▸ PROBLEM DETAILS: Whenever a line in the entries includes the word "JSON", copy that line out.

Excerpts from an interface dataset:
+ + +

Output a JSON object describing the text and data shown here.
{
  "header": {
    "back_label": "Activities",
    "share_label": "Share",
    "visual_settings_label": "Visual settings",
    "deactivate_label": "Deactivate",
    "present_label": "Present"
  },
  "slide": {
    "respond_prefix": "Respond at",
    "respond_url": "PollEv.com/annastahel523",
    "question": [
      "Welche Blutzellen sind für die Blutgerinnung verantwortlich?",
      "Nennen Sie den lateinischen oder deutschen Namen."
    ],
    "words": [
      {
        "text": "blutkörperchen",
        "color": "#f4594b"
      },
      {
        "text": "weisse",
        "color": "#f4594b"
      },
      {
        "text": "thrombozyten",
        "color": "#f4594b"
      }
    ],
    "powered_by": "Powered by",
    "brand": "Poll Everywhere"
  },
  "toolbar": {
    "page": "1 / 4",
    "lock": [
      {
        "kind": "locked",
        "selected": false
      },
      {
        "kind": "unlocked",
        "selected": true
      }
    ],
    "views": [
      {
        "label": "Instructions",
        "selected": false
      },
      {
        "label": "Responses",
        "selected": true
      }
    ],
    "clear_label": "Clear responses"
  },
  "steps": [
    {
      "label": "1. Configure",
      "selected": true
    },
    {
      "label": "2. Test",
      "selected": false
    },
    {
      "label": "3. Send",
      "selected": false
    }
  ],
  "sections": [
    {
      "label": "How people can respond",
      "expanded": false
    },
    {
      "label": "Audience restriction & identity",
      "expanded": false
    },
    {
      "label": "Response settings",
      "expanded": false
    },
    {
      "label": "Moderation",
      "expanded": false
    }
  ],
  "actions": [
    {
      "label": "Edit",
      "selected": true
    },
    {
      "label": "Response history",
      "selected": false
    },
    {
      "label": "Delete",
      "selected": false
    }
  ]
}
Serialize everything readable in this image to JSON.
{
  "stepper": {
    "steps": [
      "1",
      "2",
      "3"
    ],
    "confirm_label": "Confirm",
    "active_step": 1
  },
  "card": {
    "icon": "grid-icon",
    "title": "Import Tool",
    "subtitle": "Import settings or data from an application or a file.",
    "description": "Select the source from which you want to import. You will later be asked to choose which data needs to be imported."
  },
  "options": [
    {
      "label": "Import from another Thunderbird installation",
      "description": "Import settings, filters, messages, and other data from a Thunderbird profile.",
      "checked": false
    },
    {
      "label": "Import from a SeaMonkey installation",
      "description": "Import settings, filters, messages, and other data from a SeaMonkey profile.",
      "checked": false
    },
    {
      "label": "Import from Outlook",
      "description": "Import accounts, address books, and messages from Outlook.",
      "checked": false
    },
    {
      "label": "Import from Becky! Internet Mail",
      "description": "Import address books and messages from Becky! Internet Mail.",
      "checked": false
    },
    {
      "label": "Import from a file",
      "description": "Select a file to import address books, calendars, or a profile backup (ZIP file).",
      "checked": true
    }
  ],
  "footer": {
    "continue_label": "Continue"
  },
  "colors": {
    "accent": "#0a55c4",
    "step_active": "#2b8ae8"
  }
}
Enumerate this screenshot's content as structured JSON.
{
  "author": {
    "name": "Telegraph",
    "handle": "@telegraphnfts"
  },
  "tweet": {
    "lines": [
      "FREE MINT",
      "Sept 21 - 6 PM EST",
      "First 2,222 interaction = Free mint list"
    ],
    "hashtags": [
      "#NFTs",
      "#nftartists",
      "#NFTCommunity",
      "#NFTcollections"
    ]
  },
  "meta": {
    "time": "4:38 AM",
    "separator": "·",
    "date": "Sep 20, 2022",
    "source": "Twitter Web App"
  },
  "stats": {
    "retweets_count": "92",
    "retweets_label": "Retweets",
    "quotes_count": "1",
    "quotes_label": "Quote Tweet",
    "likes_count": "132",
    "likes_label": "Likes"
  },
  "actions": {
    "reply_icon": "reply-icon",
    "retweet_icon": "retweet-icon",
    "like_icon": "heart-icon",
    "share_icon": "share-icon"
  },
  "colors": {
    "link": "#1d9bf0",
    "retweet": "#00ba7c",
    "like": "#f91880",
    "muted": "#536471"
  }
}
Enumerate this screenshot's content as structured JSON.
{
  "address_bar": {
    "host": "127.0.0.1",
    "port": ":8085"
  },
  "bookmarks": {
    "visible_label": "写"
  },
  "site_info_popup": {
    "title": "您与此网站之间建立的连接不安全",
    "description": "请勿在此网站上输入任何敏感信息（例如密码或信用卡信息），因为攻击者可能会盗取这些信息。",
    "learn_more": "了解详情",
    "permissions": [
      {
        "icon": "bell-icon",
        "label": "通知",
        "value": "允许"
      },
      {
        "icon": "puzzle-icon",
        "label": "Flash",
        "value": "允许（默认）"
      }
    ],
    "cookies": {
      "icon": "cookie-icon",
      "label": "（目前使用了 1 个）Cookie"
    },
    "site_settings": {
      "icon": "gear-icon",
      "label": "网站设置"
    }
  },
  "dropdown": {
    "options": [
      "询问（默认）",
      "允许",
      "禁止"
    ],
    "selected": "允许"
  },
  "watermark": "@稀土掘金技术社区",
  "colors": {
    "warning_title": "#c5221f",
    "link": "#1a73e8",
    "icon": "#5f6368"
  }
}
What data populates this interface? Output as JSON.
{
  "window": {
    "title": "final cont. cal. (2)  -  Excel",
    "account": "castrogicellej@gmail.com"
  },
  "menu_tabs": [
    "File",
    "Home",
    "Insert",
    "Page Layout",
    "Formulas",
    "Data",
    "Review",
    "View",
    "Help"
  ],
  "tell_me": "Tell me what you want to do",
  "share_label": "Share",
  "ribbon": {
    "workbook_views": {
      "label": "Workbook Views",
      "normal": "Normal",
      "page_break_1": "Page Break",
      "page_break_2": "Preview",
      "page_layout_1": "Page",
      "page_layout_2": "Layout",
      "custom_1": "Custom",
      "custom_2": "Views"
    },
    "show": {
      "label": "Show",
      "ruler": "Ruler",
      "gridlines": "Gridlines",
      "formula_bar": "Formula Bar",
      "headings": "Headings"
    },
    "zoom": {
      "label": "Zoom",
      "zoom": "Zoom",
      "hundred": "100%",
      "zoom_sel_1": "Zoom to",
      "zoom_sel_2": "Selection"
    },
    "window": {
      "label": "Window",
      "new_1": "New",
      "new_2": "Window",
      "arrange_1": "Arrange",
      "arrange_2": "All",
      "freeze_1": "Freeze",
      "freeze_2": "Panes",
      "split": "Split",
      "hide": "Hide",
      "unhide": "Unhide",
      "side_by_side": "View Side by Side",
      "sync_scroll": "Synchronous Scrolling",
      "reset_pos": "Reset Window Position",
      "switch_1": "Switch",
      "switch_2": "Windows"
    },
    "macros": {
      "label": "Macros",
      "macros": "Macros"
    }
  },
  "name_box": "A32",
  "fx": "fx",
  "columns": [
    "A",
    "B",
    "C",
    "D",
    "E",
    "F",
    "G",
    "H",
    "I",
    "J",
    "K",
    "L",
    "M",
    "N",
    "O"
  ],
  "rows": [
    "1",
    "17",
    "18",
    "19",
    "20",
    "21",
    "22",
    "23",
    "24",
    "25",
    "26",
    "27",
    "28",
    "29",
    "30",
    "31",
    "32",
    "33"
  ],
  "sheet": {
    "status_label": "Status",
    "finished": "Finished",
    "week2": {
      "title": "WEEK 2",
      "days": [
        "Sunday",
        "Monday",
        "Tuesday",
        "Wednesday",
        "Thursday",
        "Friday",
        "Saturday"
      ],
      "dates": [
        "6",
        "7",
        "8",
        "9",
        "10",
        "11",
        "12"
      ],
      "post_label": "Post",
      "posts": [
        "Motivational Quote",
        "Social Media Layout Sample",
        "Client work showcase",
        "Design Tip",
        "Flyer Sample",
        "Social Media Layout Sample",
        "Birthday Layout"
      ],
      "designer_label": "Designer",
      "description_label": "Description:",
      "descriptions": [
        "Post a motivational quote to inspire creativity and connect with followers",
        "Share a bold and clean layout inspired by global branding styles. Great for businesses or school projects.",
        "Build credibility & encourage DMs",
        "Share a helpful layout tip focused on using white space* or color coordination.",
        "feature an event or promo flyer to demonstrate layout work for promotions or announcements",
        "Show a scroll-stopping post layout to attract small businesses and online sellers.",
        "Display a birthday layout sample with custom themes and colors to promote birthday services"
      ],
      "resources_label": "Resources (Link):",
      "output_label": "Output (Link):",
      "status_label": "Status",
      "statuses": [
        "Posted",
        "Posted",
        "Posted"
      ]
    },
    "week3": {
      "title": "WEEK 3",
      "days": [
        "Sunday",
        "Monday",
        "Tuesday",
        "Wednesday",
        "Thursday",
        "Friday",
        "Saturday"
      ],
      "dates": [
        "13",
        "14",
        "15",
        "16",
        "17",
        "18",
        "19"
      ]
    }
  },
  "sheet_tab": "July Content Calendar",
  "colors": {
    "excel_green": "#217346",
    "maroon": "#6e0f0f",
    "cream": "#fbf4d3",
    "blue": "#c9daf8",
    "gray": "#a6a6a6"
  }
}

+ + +

▸ ANSWER BOX:
Output a JSON object describing the text and data shown here.
Serialize everything readable in this image to JSON.
Enumerate this screenshot's content as structured JSON.
Enumerate this screenshot's content as structured JSON.
What data populates this interface? Output as JSON.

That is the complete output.